A Republican-leaning independent fundraising group announced Friday it would launch a $20 million television campaign criticizing President Barack Obama's handling of the economy.

The ads, produced and financed by Crossroads GPS, will begin running Monday in 10 states, many of which are presidential battlegrounds.

Spokesman Jonathan Collegio said the group would spend $5 million initially on cable television nationwide and on broadcast TV in Colorado, Florida, Iowa, Missouri, Montana, Nebraska, North Carolina, New Mexico, Nevada and Virginia. Crossroads will spend a total of $20 million on the campaign over two months, Collegio said.

The 30-second ad illustrates how unemployment, the national debt and gas prices have all gone up since Obama took office in January 2009. It also suggests the $850 billion federal stimulus plan failed, with Obama acknowledging there weren't as many "shovel ready" infrastructure projects to fund with stimulus dollars as the administration had originally hoped.

"It's time to take away Obama's blank check," the announcer says.

The campaign represents Crossroads' first major national effort to shape the political debate in Washington. Crossroads GPS is an affiliate of American Crossroads, a Republican-leaning group with ties to Karl Rove, President George W. Bush's former top political adviser. Together, the groups spent more than $38 million to defeat Democrats in the 2010 midterm elections.

In a statement, Crossroads GPS president Steven Law said, "President Obama may have inherited a recession, but his policies have made things worse for everyday Americans by running up the debt and causing economic uncertainty."

The ad airs as Republican and Democratic congressional leaders are negotiating an increase in the nation's $14.3 trillion debt ceiling.

Obama plans to get involved in the negotiations next week as Democrats warn of catastrophic economic consequences if the ceiling is not increased. Republicans leaders say they will not agree to any debt ceiling increase unless it's paired with deep spending cuts.

American Crossroads was one of many groups formed to help Republicans after the Supreme Court eased restrictions on corporate spending in political campaigns in early 2010. Crossroads GPS, organized as a nonprofit group, is not required to disclose its donors.

Obama has criticized the Supreme Court ruling and the kind of unregulated, undisclosed spending it allowed. But Democrats lost control of the House and lost several Senate seats in 2010, in part because of the spending imbalance between Republican and Democratic leaning groups.

Several new Democratic groups have formed this year hoping to go compete with Crossroads and other conservative groups. One of those is Priorities USA, founded by former Obama White House aides Sean Sweeney and Bill Burton.

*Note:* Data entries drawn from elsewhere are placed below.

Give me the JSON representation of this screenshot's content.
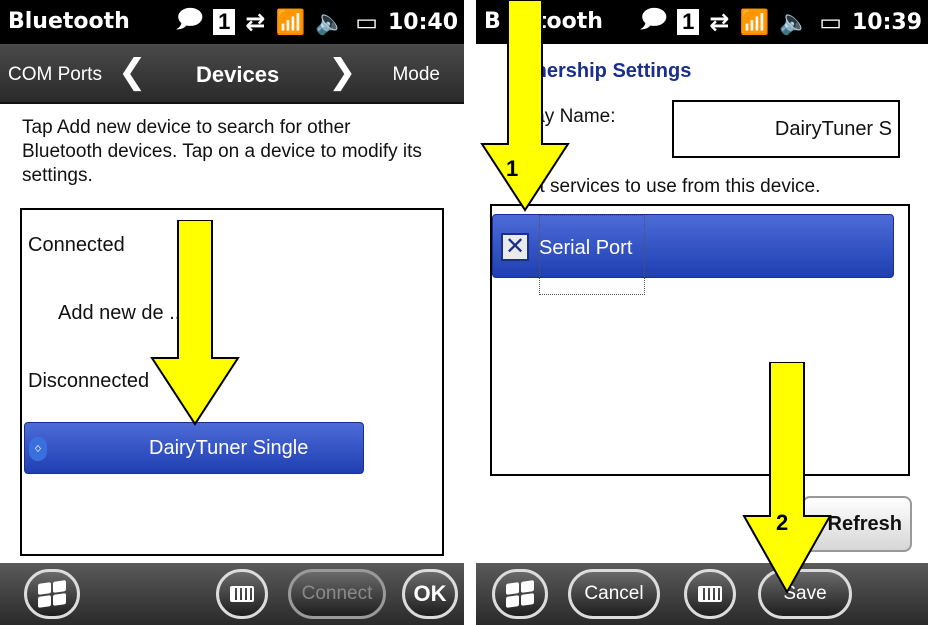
{
  "left_screen": {
    "status_bar": {
      "title": "Bluetooth",
      "indicator_number": "1",
      "time": "10:40"
    },
    "nav": {
      "left": "COM Ports",
      "center": "Devices",
      "right": "Mode"
    },
    "instructions": "Tap Add new device to search for other Bluetooth devices. Tap on a device to modify its settings.",
    "list": {
      "connected_label": "Connected",
      "add_device_label": "Add new de    ...",
      "disconnected_label": "Disconnected",
      "device_name": "DairyTuner Single"
    },
    "softkeys": {
      "connect": "Connect",
      "ok": "OK"
    }
  },
  "right_screen": {
    "status_bar": {
      "title_left": "B",
      "title_right": "tooth",
      "indicator_number": "1",
      "time": "10:39"
    },
    "heading": "tnership Settings",
    "display_label": "lay Name:",
    "display_value": "DairyTuner S",
    "services_label": "ct services to use from this device.",
    "service_name": "Serial Port",
    "refresh": "Refresh",
    "softkeys": {
      "cancel": "Cancel",
      "save": "Save"
    }
  },
  "annotations": {
    "step1": "1",
    "step2": "2",
    "arrow_color": "#ffff00"
  },
  "colors": {
    "selection_blue": "#2a48c4",
    "heading_blue": "#1a2f8c"
  }
}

In a statement, Burton blamed Rove and other Republicans for the country's economic mess and said the Crossroads ad campaign showed they don't want to help fix it.

"Whether it's by running millions of dollars in negative ads about the economy or by walking away from critical economic talks in Congress, Washington Republicans are demonstrating an unwavering commitment to stopping any real progress on the economy," Burton said.




TOWNHALL MEDIA GROUP